# WORK INSTRUCTION:
Give back each line of the material that contains the word "date".

++++ MATERIAL TO PROCESS

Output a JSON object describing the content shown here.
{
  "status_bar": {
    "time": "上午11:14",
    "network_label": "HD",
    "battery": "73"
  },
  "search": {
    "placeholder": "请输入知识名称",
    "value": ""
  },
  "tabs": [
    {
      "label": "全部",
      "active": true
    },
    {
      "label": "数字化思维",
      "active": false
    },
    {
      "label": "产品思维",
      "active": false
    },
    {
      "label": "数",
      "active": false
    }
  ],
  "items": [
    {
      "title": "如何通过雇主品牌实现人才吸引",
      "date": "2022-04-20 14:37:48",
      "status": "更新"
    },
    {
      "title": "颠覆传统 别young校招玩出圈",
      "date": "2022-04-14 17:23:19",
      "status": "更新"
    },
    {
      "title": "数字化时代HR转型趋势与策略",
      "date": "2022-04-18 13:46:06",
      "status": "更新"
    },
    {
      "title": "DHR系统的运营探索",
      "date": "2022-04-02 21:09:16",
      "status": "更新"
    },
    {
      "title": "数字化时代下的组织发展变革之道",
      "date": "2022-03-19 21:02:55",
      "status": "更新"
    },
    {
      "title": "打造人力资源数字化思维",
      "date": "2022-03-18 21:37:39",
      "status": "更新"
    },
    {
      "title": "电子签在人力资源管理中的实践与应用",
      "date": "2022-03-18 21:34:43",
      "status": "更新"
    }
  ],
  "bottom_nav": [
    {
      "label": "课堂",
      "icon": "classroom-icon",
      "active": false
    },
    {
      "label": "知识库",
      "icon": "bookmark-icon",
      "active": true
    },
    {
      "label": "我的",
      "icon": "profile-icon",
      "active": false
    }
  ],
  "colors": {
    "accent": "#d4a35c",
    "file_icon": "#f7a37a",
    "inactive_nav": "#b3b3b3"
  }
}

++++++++

# TASK RESPONSE:
      "date": "2022-04-20 14:37:48",
      "date": "2022-04-14 17:23:19",
      "date": "2022-04-18 13:46:06",
      "date": "2022-04-02 21:09:16",
      "date": "2022-03-19 21:02:55",
      "date": "2022-03-18 21:37:39",
      "date": "2022-03-18 21:34:43",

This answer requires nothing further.